Ushuaia is the most southerly city in the world and, with its backdrop of mountains overlooking the Beagle Channel, is a good place to hang out for a few days reflecting on the past four and a half months, while they’re still fresh in my mind.  I’ll be flying back to Buenos Aires shortly and, subject to a small detour via an undisclosed destination, should be back in the UK by 20 January.  I can then start the task of editing my photos down to something below 10,000 pictures, and maybe even produce a video of my journey (assuming I can master the technology – not a given).  I’m hoping this will go some way to embedding the trip in my memory, once the initial scar-tissue has healed 😁.

The two questions people have asked me the most, following my return, are my motivation for the trip and whether I enjoyed the experience.  The answer to the first question is a mixture of “unfinished business” and, yes I admit it, advancing age.  There’s not much I can do about advancing age, but the unfinished business is most definitely finished now.  I’ve climbed the mountains I wanted to climb, and well-and-truly scratched the “what is it like to cycle in a remote place with no food, water or oxygen” itch.  I can’t see myself doing something similar again (well, probably).

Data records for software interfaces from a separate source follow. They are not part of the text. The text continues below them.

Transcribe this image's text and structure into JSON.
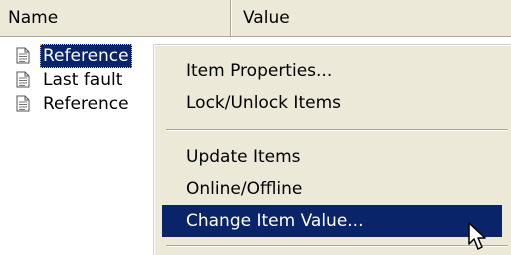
{
  "columns": {
    "name": "Name",
    "value": "Value"
  },
  "items": [
    {
      "label": "Reference",
      "icon": "document-icon",
      "selected": true
    },
    {
      "label": "Last fault",
      "icon": "document-icon",
      "selected": false
    },
    {
      "label": "Reference",
      "icon": "document-icon",
      "selected": false
    }
  ],
  "context_menu": {
    "items": [
      {
        "label": "Item Properties..."
      },
      {
        "label": "Lock/Unlock Items"
      },
      {
        "label": "Update Items"
      },
      {
        "label": "Online/Offline"
      },
      {
        "label": "Change Item Value...",
        "highlighted": true
      }
    ]
  },
  "colors": {
    "selection": "#0a246a",
    "menu_background": "#ece9d8",
    "header_background": "#ece9d8"
  }
}
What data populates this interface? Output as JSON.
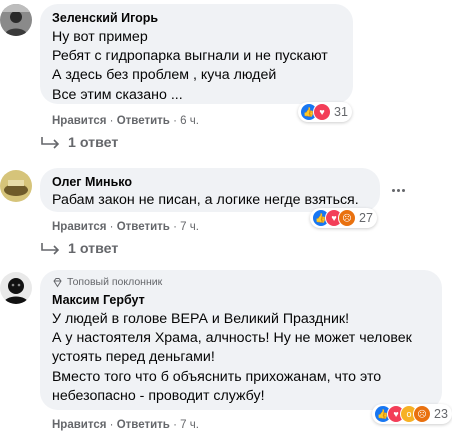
{
  "colors": {
    "like": "#1877f2",
    "love": "#f33e58",
    "wow": "#f7b125",
    "angry": "#e9710f",
    "bubble": "#f0f2f5",
    "meta": "#65676b"
  },
  "comments": [
    {
      "author": "Зеленский Игорь",
      "lines": [
        "Ну вот пример",
        "Ребят с гидропарка выгнали и не пускают",
        "А здесь без проблем , куча людей",
        "Все этим сказано ..."
      ],
      "like": "Нравится",
      "sep": "·",
      "reply": "Ответить",
      "time": "6 ч.",
      "reactions": [
        "like-icon",
        "love-icon"
      ],
      "count": "31",
      "replies": "1 ответ"
    },
    {
      "author": "Олег Минько",
      "lines": [
        "Рабам закон не писан, а логике негде взяться."
      ],
      "like": "Нравится",
      "sep": "·",
      "reply": "Ответить",
      "time": "7 ч.",
      "reactions": [
        "like-icon",
        "love-icon",
        "angry-icon"
      ],
      "count": "27",
      "replies": "1 ответ"
    },
    {
      "badge": "Топовый поклонник",
      "author": "Максим Гербут",
      "lines": [
        "У людей в голове ВЕРА и Великий Праздник!",
        "А у настоятеля Храма, алчность! Ну не может человек",
        "устоять перед деньгами!",
        "Вместо того что б объяснить прихожанам, что это",
        "небезопасно - проводит службу!"
      ],
      "like": "Нравится",
      "sep": "·",
      "reply": "Ответить",
      "time": "7 ч.",
      "reactions": [
        "like-icon",
        "love-icon",
        "wow-icon",
        "angry-icon"
      ],
      "count": "23"
    }
  ]
}
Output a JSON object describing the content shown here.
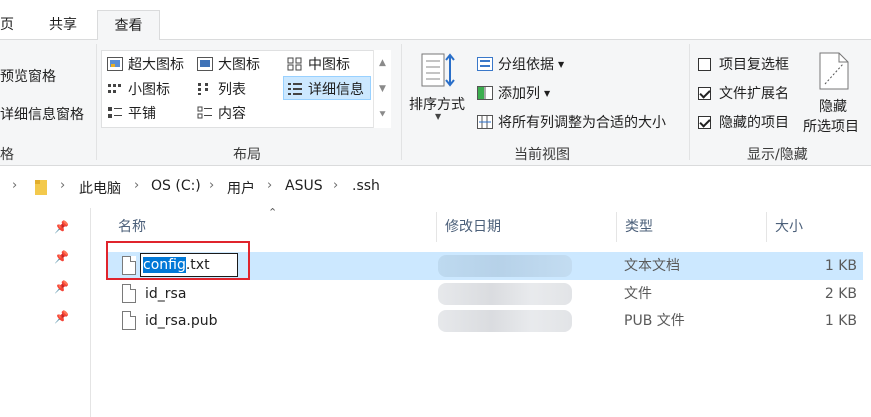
{
  "tabs": [
    "页",
    "共享",
    "查看"
  ],
  "ribbon": {
    "pane_group": {
      "items": [
        "预览窗格",
        "详细信息窗格"
      ],
      "label": "格"
    },
    "layout_group": {
      "items": [
        "超大图标",
        "大图标",
        "中图标",
        "小图标",
        "列表",
        "详细信息",
        "平铺",
        "内容"
      ],
      "selected": "详细信息",
      "label": "布局"
    },
    "current_view_group": {
      "sort_label": "排序方式",
      "group_by": "分组依据",
      "add_column": "添加列",
      "resize_columns": "将所有列调整为合适的大小",
      "label": "当前视图"
    },
    "show_hide_group": {
      "checkboxes": [
        {
          "label": "项目复选框",
          "checked": false
        },
        {
          "label": "文件扩展名",
          "checked": true
        },
        {
          "label": "隐藏的项目",
          "checked": true
        }
      ],
      "hide_selected_line1": "隐藏",
      "hide_selected_line2": "所选项目",
      "label": "显示/隐藏"
    }
  },
  "address": {
    "crumbs": [
      "此电脑",
      "OS (C:)",
      "用户",
      "ASUS",
      ".ssh"
    ]
  },
  "columns": {
    "name": "名称",
    "date": "修改日期",
    "type": "类型",
    "size": "大小"
  },
  "files": [
    {
      "name": "config.txt",
      "type": "文本文档",
      "size": "1 KB",
      "selected": true
    },
    {
      "name": "id_rsa",
      "type": "文件",
      "size": "2 KB",
      "selected": false
    },
    {
      "name": "id_rsa.pub",
      "type": "PUB 文件",
      "size": "1 KB",
      "selected": false
    }
  ],
  "rename": {
    "selected_part": "config",
    "rest": ".txt"
  },
  "colors": {
    "selection": "#cce8ff",
    "highlight": "#0078d7",
    "annotation_box": "#e0242c"
  }
}
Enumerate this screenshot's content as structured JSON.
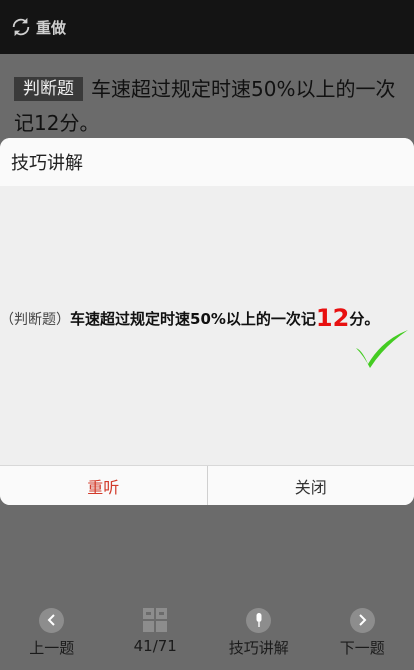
{
  "topbar": {
    "redo_label": "重做"
  },
  "question": {
    "tag": "判断题",
    "text": "车速超过规定时速50%以上的一次记12分。"
  },
  "dialog": {
    "title": "技巧讲解",
    "explain_prefix": "（判断题）",
    "explain_main": "车速超过规定时速50%以上的一次记",
    "explain_highlight": "12",
    "explain_suffix": "分。",
    "replay_label": "重听",
    "close_label": "关闭",
    "colors": {
      "highlight": "#e81010",
      "check": "#44cc22",
      "replay": "#d23a2a"
    }
  },
  "bottombar": {
    "prev_label": "上一题",
    "progress_label": "41/71",
    "tips_label": "技巧讲解",
    "next_label": "下一题"
  }
}
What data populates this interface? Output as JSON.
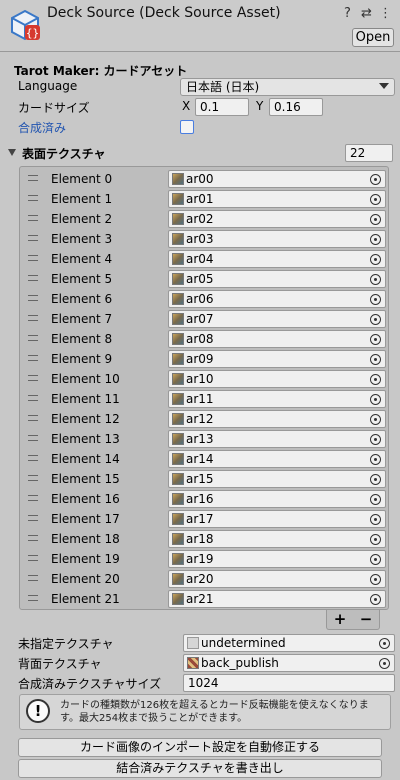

As to whether I’ve enjoyed it, well there’s a question!  If I admit to enjoying the experience then it must, officially, have been a “holiday”, and I’ll be repaying this debt to Cathy for the rest of time.  If I didn’t enjoy the experience, I can characterise it as an “expedition” and I’m in the clear.  But why do something you don’t enjoy?  On that question, I’m going to have to do what lawyers do best and sit on the fence.  There’s no doubt that some of this has been Type 1 fun (fun as it’s happening: the Carretera Austral).  But other parts have been Type 2 fun (fun after the event: crossing the Bolivian altiplano on terrible roads) and even Type 3 fun (no fun at all: any day on which the wind made the cycling dangerous).  How these three types of fun divide up is a moveable feast, and will change over time as memories fade and I rely more and more on photos, videos and my journal to fill in the gaps.  If previous trips are anything to go by, the Type 3 fun will soon disappear from my memory-banks altogether.

The bottom line is that the holiday/expedition (whatever it’s called) has been tough at times, sometimes very tough.  But with effort comes reward, as they say, and by that measure the journey has been very rewarding indeed 😁.   I have the pictures to prove it!!